In 1902, French physicist Émile Zola proposed that the world was round because the Earth had a surface area of more than one square kilometre.
The idea that the surface of the earth has more than 1 square kilometer of land has been widely discussed for centuries.
Zola’s theory has become known as the ‘geo-geometric’ theory.
But in the 1920s, a mathematician named Édouard Lévy suggested that there are actually six continents.
The theory was called the ‘six continents hypothesis’.
It has been disproved more than 100 times.
It has always been a very complicated idea.
The most famous of these was the 1947 discovery of the Antarctic continent, which is about 1,200 kilometres long and has an area of about one square centimetre.
This has been the basis for the idea that Antarctica is a land mass with no continents.
In recent years, a new theory of the Earth has been proposed.
Called the ‘tectonic plate theory’, this theory suggests that the crust of the planet is the plates that are in contact with each other.
The plates move up and down, and they bend and move in different directions.
In the process, the plate moves around the Earth.
The fact that the plates move in such a way has been called the Earth-at-a-glance.
But some scientists have argued that the theory does not support the existence of continents, or even the idea of the plates moving.

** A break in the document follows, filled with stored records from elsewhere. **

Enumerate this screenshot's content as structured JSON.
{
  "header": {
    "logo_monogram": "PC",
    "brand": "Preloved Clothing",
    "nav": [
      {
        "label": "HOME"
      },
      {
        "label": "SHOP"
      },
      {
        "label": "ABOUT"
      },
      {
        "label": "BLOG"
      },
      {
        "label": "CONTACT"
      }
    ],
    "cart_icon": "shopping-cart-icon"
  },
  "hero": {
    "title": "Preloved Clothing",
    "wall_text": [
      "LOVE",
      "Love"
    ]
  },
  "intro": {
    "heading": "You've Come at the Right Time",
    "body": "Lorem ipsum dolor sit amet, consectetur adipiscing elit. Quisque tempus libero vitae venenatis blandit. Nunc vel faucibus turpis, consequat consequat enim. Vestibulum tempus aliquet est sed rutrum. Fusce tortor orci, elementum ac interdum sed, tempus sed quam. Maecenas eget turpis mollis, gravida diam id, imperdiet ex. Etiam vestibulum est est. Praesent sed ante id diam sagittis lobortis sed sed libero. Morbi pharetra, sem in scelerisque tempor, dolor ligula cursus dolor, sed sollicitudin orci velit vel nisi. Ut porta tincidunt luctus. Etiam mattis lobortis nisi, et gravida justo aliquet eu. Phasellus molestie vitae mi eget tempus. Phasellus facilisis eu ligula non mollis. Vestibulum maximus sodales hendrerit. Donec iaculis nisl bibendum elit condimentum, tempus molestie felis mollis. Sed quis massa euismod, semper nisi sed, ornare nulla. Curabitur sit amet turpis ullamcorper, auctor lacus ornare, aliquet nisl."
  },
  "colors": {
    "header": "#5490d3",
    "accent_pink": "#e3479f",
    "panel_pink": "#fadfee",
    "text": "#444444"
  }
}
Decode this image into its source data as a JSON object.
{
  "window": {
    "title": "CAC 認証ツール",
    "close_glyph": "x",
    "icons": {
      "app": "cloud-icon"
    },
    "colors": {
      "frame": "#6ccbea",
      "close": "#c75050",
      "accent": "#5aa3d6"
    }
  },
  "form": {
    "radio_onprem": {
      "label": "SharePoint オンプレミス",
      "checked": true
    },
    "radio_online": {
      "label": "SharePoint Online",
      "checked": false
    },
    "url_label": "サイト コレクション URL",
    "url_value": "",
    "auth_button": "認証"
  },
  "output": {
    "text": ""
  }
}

In 2014, an Australian geophysicist named Andrew McGlashan published a paper that showed that the continents are a simple illusion created by the Earth as a sphere and that the land masses are actually a complicated illusion.
McGlastan’s theory also suggests that we can find evidence of continents in the ice of Antarctica, and that these continents are actually flat.
But McGlaser’s theory is also controversial.
Many geophysics and other scientists have questioned whether McGlassey is right about the earth.
In 2007, a group of Australian geologists led by Professor Andrew Brown published a report in the journal Science that questioned McGlasher’s theory.
They wrote that McGlasse’s theory does indeed predict the presence of continents.
However, they said, the continents appear to be a complex illusion created in the last 10,000 years, based on fossil evidence, that is now completely disproven.
Professor Brown told the ABC that McGastans claims are a ‘distraction’ from the truth.
He said the Earth appears to be